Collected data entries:

►

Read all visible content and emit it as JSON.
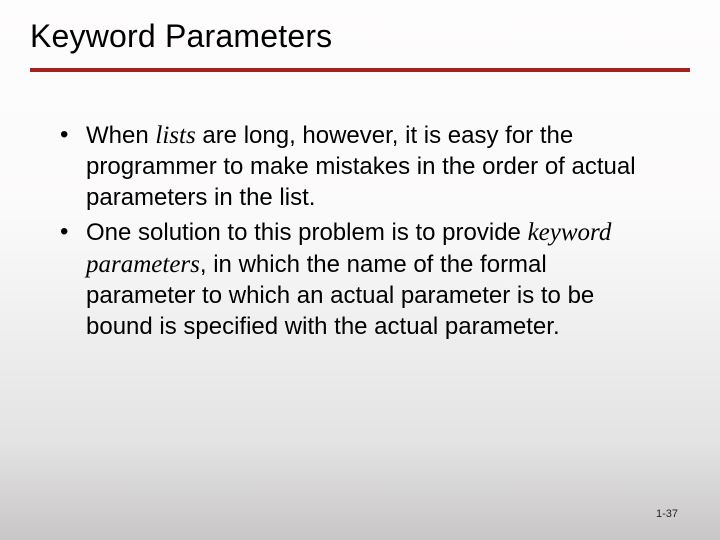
{
  "slide": {
    "title": "Keyword Parameters",
    "bullets": [
      {
        "pre": "When ",
        "term": "lists",
        "post": " are long, however, it is easy for the programmer to make mistakes in the order of actual parameters in the list."
      },
      {
        "pre": "One solution to this problem is to provide ",
        "term": "keyword parameters",
        "post": ", in which the name of the formal parameter to which an actual parameter is to be bound is specified with the actual parameter."
      }
    ],
    "page_number": "1-37"
  }
}
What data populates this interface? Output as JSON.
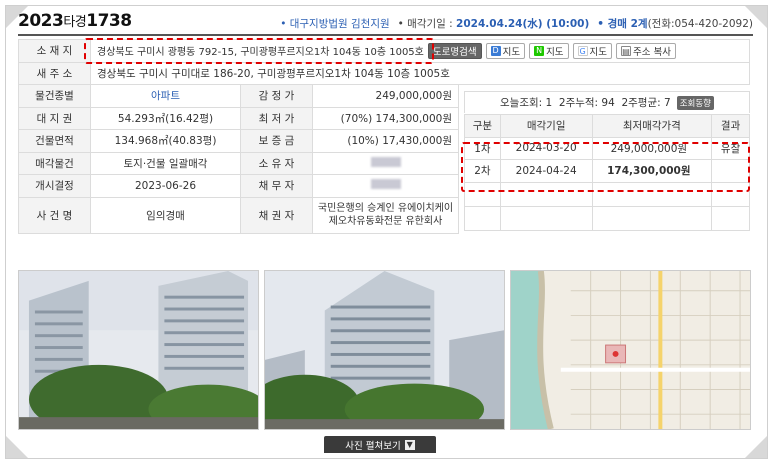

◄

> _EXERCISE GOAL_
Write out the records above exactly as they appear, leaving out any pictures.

> _TASK OUTPUT_
Read all visible content and emit it as JSON.
{
  "slide": {
    "title": "Keyword Parameters",
    "bullets": [
      {
        "pre": "When ",
        "term": "lists",
        "post": " are long, however, it is easy for the programmer to make mistakes in the order of actual parameters in the list."
      },
      {
        "pre": "One solution to this problem is to provide ",
        "term": "keyword parameters",
        "post": ", in which the name of the formal parameter to which an actual parameter is to be bound is specified with the actual parameter."
      }
    ],
    "page_number": "1-37"
  }
}
What data populates this interface? Output as JSON.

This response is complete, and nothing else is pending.